* Assignment
All entries below must be written out verbatim, and the images must be dropped.

* Extracted information
===
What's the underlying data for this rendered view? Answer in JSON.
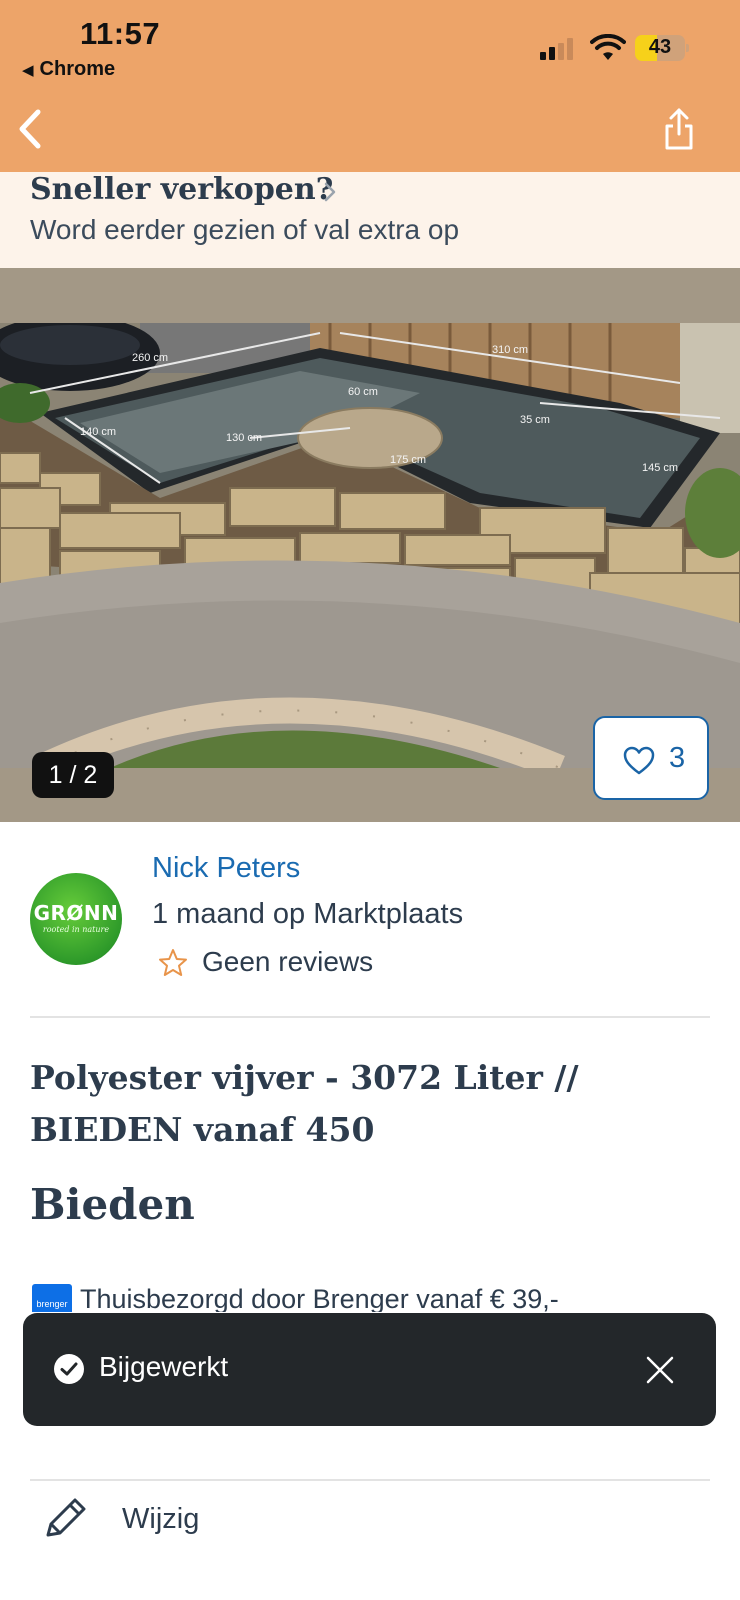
{
  "status_bar": {
    "time": "11:57",
    "back_app_label": "Chrome",
    "battery_level": "43"
  },
  "header": {
    "background_color": "#eda469",
    "back_icon": "chevron-left-icon",
    "share_icon": "share-icon"
  },
  "promo": {
    "title": "Sneller verkopen?",
    "subtitle": "Word eerder gezien of val extra op"
  },
  "gallery": {
    "counter": "1 / 2",
    "favorite_count": "3",
    "photo_labels": [
      "260 cm",
      "310 cm",
      "60 cm",
      "140 cm",
      "130 cm",
      "35 cm",
      "175 cm",
      "145 cm"
    ]
  },
  "seller": {
    "avatar_text": "GRØNN",
    "avatar_tagline": "rooted in nature",
    "name": "Nick Peters",
    "since": "1 maand op Marktplaats",
    "reviews": "Geen reviews"
  },
  "listing": {
    "title": "Polyester vijver - 3072 Liter // BIEDEN vanaf 450",
    "price": "Bieden",
    "delivery_icon_label": "brenger",
    "delivery_text": "Thuisbezorgd door Brenger vanaf € 39,-"
  },
  "toast": {
    "message": "Bijgewerkt"
  },
  "actions": {
    "edit_label": "Wijzig"
  }
}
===
* Your solution
What's the underlying data for this rendered view? Answer in JSON.
{
  "status_bar": {
    "time": "11:57",
    "back_app_label": "Chrome",
    "battery_level": "43"
  },
  "header": {
    "background_color": "#eda469",
    "back_icon": "chevron-left-icon",
    "share_icon": "share-icon"
  },
  "promo": {
    "title": "Sneller verkopen?",
    "subtitle": "Word eerder gezien of val extra op"
  },
  "gallery": {
    "counter": "1 / 2",
    "favorite_count": "3",
    "photo_labels": [
      "260 cm",
      "310 cm",
      "60 cm",
      "140 cm",
      "130 cm",
      "35 cm",
      "175 cm",
      "145 cm"
    ]
  },
  "seller": {
    "avatar_text": "GRØNN",
    "avatar_tagline": "rooted in nature",
    "name": "Nick Peters",
    "since": "1 maand op Marktplaats",
    "reviews": "Geen reviews"
  },
  "listing": {
    "title": "Polyester vijver - 3072 Liter // BIEDEN vanaf 450",
    "price": "Bieden",
    "delivery_icon_label": "brenger",
    "delivery_text": "Thuisbezorgd door Brenger vanaf € 39,-"
  },
  "toast": {
    "message": "Bijgewerkt"
  },
  "actions": {
    "edit_label": "Wijzig"
  }
}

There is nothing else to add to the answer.